Eugene Istomin working at Steinway
Actually, Istomin took no precautions whatsoever with his hands. His friend Doc Greene, the baseball columnist of The Detroit News, was stunned to see Istomin trying to catch a ball which had flown into the stand, or opening oysters with a hammer and screwdriver! By some miracle, none of these dangerous experiences had regrettable consequences.
Fortunately he had strong hands. They were not as big as Rachmaninoff’s or Van Cliburn’s, but the hands and wrists were very supple. Even when his back seemed to stiffen because of stage fright, his shoulders, arms and hands remained completely relaxed. One of the most obvious demonstrations of his combination of strength and relaxation was in the trills, in which he could make infinite variations of dynamics and speed. He swore that he was able to trill for hours with the fourth and fifth fingers!
Nevertheless, he had to undergo five operations for tenosynovitis, which is a painful inflammation of the finger flexor tendon and its sheath. It consisted only in opening the sheath and freeing the tendon. These relatively minor operations were scheduled during the summer. Istomin went a few days without playing and then resumed his concerts three weeks later. In 1989 he had another more complicated operation to replace a phalanx in the left thumb.
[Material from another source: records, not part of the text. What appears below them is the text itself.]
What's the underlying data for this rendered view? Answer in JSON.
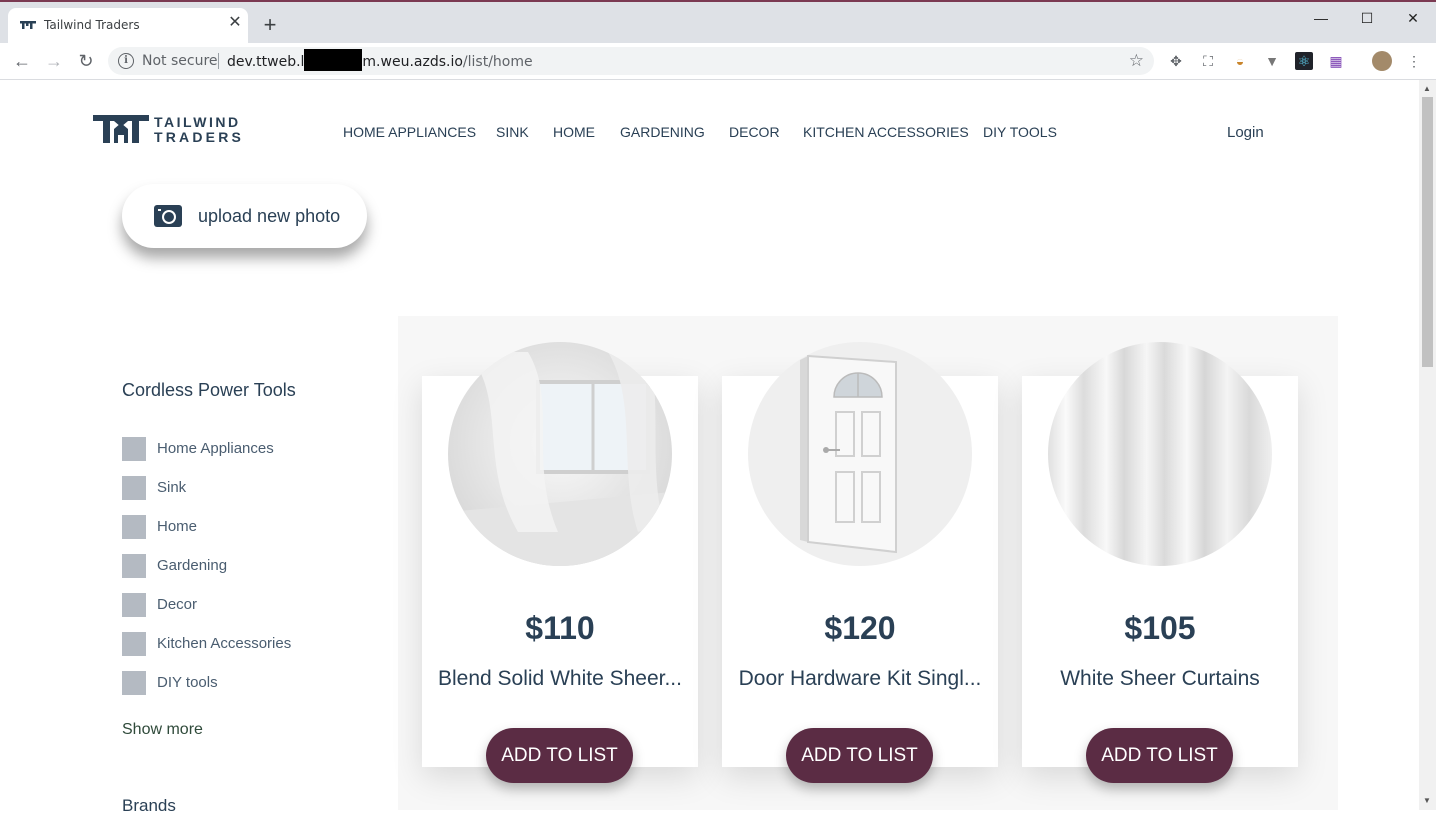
{
  "browser": {
    "tab_title": "Tailwind Traders",
    "security_label": "Not secure",
    "url_host_start": "dev.ttweb.l",
    "url_host_end": "m.weu.azds.io",
    "url_path": "/list/home"
  },
  "header": {
    "logo_line1": "TAILWIND",
    "logo_line2": "TRADERS",
    "nav": [
      "HOME APPLIANCES",
      "SINK",
      "HOME",
      "GARDENING",
      "DECOR",
      "KITCHEN ACCESSORIES",
      "DIY TOOLS"
    ],
    "login": "Login"
  },
  "upload": {
    "label": "upload new photo"
  },
  "sidebar": {
    "title": "Cordless Power Tools",
    "categories": [
      "Home Appliances",
      "Sink",
      "Home",
      "Gardening",
      "Decor",
      "Kitchen Accessories",
      "DIY tools"
    ],
    "show_more": "Show more",
    "brands_title": "Brands"
  },
  "products": [
    {
      "price": "$110",
      "name": "Blend Solid White Sheer...",
      "button": "ADD TO LIST"
    },
    {
      "price": "$120",
      "name": "Door Hardware Kit Singl...",
      "button": "ADD TO LIST"
    },
    {
      "price": "$105",
      "name": "White Sheer Curtains",
      "button": "ADD TO LIST"
    }
  ],
  "colors": {
    "brand": "#2a4055",
    "button": "#5b2c44"
  }
}
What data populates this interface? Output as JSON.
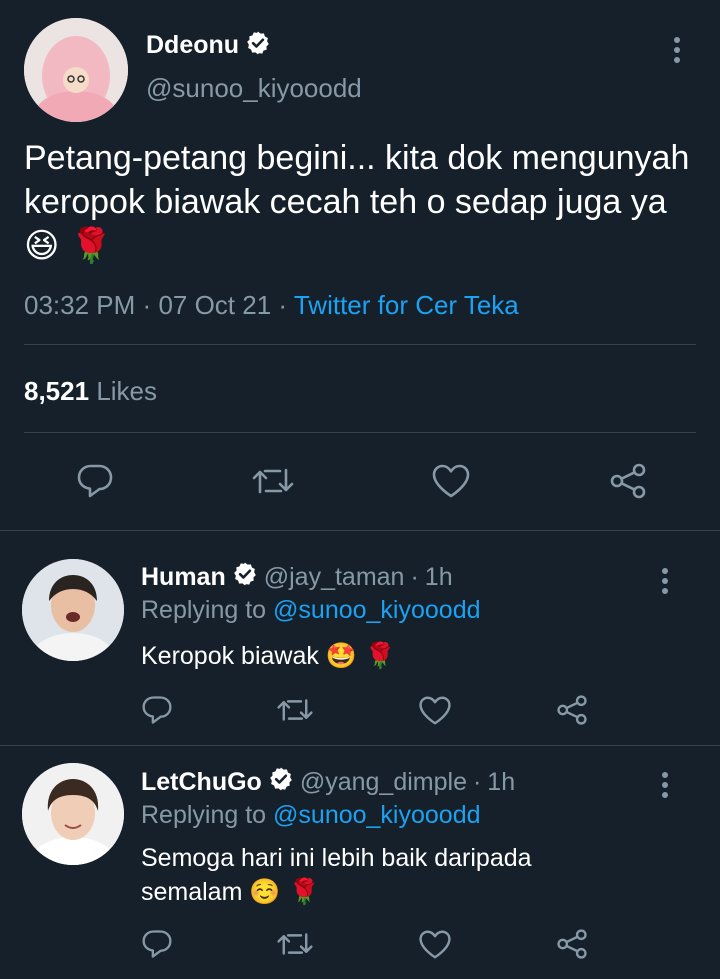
{
  "tweet": {
    "name": "Ddeonu",
    "handle": "@sunoo_kiyooodd",
    "text": "Petang-petang begini... kita dok mengunyah keropok biawak cecah teh o sedap juga ya",
    "emojis": "😆 🌹",
    "time": "03:32 PM",
    "date": "07 Oct 21",
    "source": "Twitter for Cer Teka",
    "likes_count": "8,521",
    "likes_label": "Likes"
  },
  "replies": [
    {
      "name": "Human",
      "handle": "@jay_taman",
      "age": "1h",
      "replying_prefix": "Replying to",
      "replying_to": "@sunoo_kiyooodd",
      "text": "Keropok biawak",
      "emojis": "🤩 🌹"
    },
    {
      "name": "LetChuGo",
      "handle": "@yang_dimple",
      "age": "1h",
      "replying_prefix": "Replying to",
      "replying_to": "@sunoo_kiyooodd",
      "text": "Semoga hari ini lebih baik daripada semalam",
      "emojis": "☺️ 🌹"
    }
  ],
  "icons": {
    "verified": "verified-badge-icon",
    "more": "more-vertical-icon",
    "reply": "reply-icon",
    "retweet": "retweet-icon",
    "like": "heart-icon",
    "share": "share-icon"
  },
  "colors": {
    "background": "#15202b",
    "accent": "#1da1f2",
    "muted": "#8899a6",
    "divider": "#38444d"
  }
}
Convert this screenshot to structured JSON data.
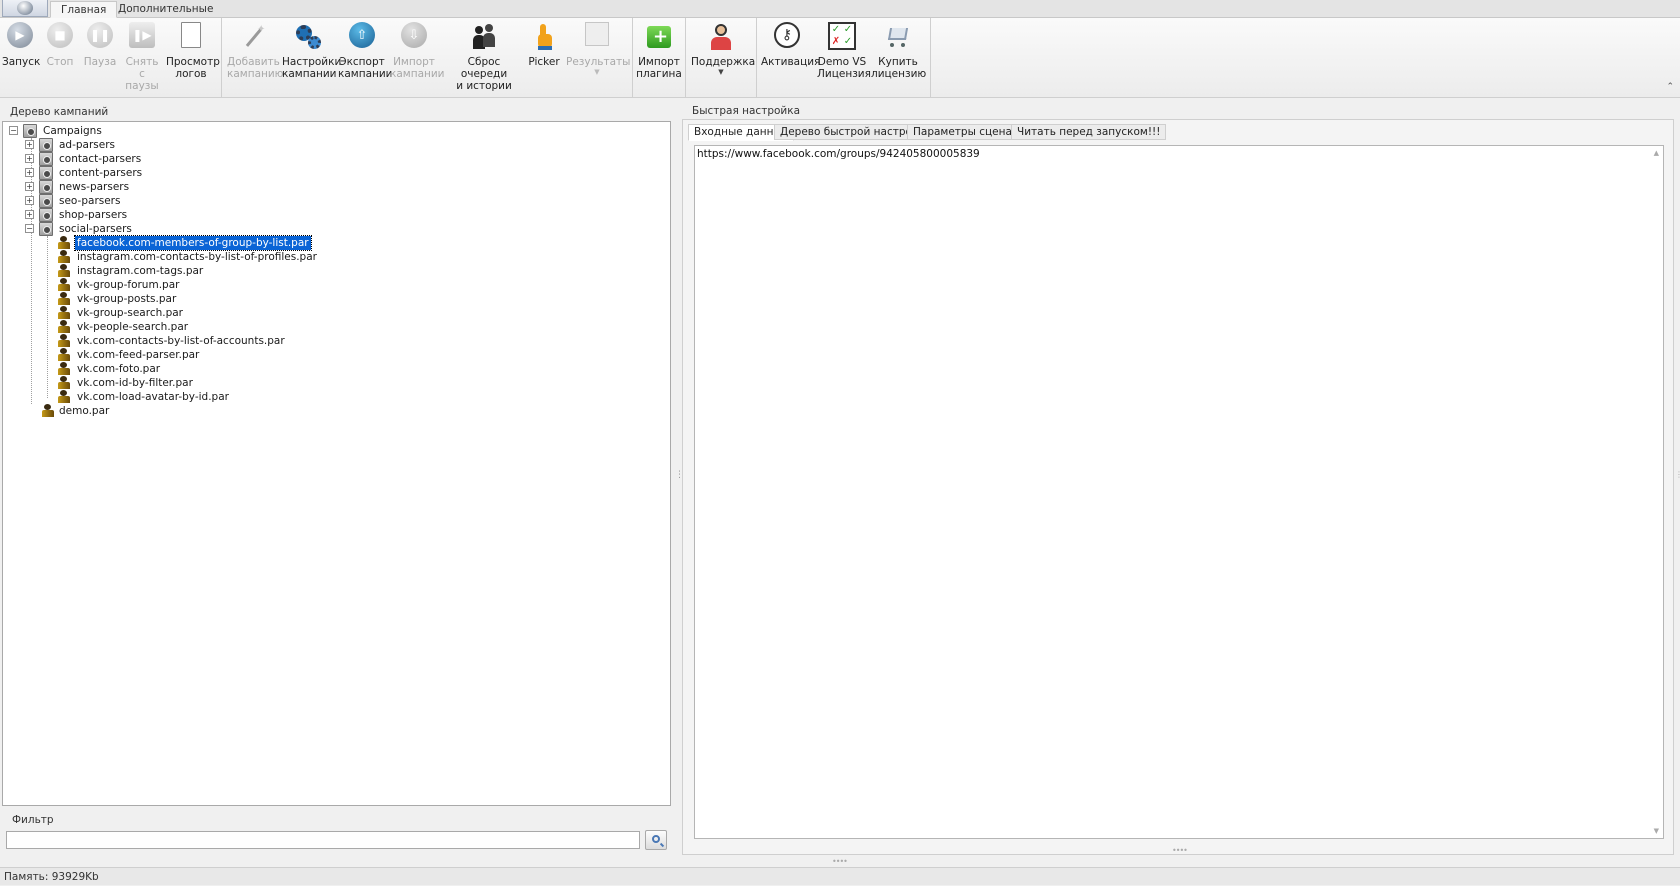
{
  "tabs": [
    "Главная",
    "Дополнительные"
  ],
  "ribbon": {
    "buttons": [
      {
        "id": "start",
        "label": "Запуск",
        "icon": "play-icon",
        "disabled": false
      },
      {
        "id": "stop",
        "label": "Стоп",
        "icon": "stop-icon",
        "disabled": true
      },
      {
        "id": "pause",
        "label": "Пауза",
        "icon": "pause-icon",
        "disabled": true
      },
      {
        "id": "unpause",
        "label": "Снять с\nпаузы",
        "icon": "resume-icon",
        "disabled": true
      },
      {
        "id": "logs",
        "label": "Просмотр\nлогов",
        "icon": "log-document-icon",
        "disabled": false
      },
      {
        "id": "add",
        "label": "Добавить\nкампанию",
        "icon": "magic-wand-icon",
        "disabled": true
      },
      {
        "id": "settings",
        "label": "Настройки\nкампании",
        "icon": "gears-icon",
        "disabled": false
      },
      {
        "id": "export",
        "label": "Экспорт\nкампании",
        "icon": "upload-arrow-icon",
        "disabled": false
      },
      {
        "id": "import",
        "label": "Импорт\nкампании",
        "icon": "download-arrow-icon",
        "disabled": true
      },
      {
        "id": "reset",
        "label": "Сброс очереди\nи истории",
        "icon": "people-reset-icon",
        "disabled": false
      },
      {
        "id": "picker",
        "label": "Picker",
        "icon": "pointer-hand-icon",
        "disabled": false
      },
      {
        "id": "results",
        "label": "Результаты",
        "icon": "results-grid-icon",
        "disabled": true
      },
      {
        "id": "import-plugin",
        "label": "Импорт\nплагина",
        "icon": "puzzle-plus-icon",
        "disabled": false
      },
      {
        "id": "support",
        "label": "Поддержка",
        "icon": "support-person-icon",
        "disabled": false
      },
      {
        "id": "activation",
        "label": "Активация",
        "icon": "key-icon",
        "disabled": false
      },
      {
        "id": "demo-vs",
        "label": "Demo VS\nЛицензия",
        "icon": "checklist-icon",
        "disabled": false
      },
      {
        "id": "buy",
        "label": "Купить\nлицензию",
        "icon": "cart-icon",
        "disabled": false
      }
    ]
  },
  "left_panel": {
    "title": "Дерево кампаний",
    "tree": {
      "root": "Campaigns",
      "folders": [
        "ad-parsers",
        "contact-parsers",
        "content-parsers",
        "news-parsers",
        "seo-parsers",
        "shop-parsers",
        "social-parsers"
      ],
      "social_children": [
        "facebook.com-members-of-group-by-list.par",
        "instagram.com-contacts-by-list-of-profiles.par",
        "instagram.com-tags.par",
        "vk-group-forum.par",
        "vk-group-posts.par",
        "vk-group-search.par",
        "vk-people-search.par",
        "vk.com-contacts-by-list-of-accounts.par",
        "vk.com-feed-parser.par",
        "vk.com-foto.par",
        "vk.com-id-by-filter.par",
        "vk.com-load-avatar-by-id.par"
      ],
      "selected": "facebook.com-members-of-group-by-list.par",
      "root_file": "demo.par"
    },
    "filter": {
      "label": "Фильтр",
      "value": ""
    }
  },
  "right_panel": {
    "title": "Быстрая настройка",
    "tabs": [
      "Входные данные",
      "Дерево быстрой настройки",
      "Параметры сценария",
      "Читать перед запуском!!!"
    ],
    "input_text": "https://www.facebook.com/groups/942405800005839"
  },
  "status": {
    "memory": "Память: 93929Kb"
  },
  "colors": {
    "selection": "#0a64d6",
    "ribbon_bg": "#f4f4f4"
  }
}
He considered himself fortunate when he thought of his friends and colleagues who had been forced to interrupt their careers, in particular Fleisher and Graffman to whom he was so close. He shared their distress and in searching for an explanation, concluded that the main reason was the necessity, in the huge concert halls, to project over the orchestra, overstressing the fourth and fifth fingers of the right hand which are given the task of bringing out the top of the melody. However, these are actually the weakest and most fragile fingers! Istomin often mentioned the drama of Schumann, who tried to strengthen his fourth finger and only succeeded in paralyzing it. He counselled caution to the young pianists: performing the Rachmaninoff 2 or 3, Prokofiev 2, or Tchaikovsky 1 four nights in a row, week after week, traumatizes the hands and eventually leads to trouble. Gary Graffman and Byron Janis, among many others, were victims of such imprudence. Istomin had renounced playing this finger-breaking repertoire quite early on.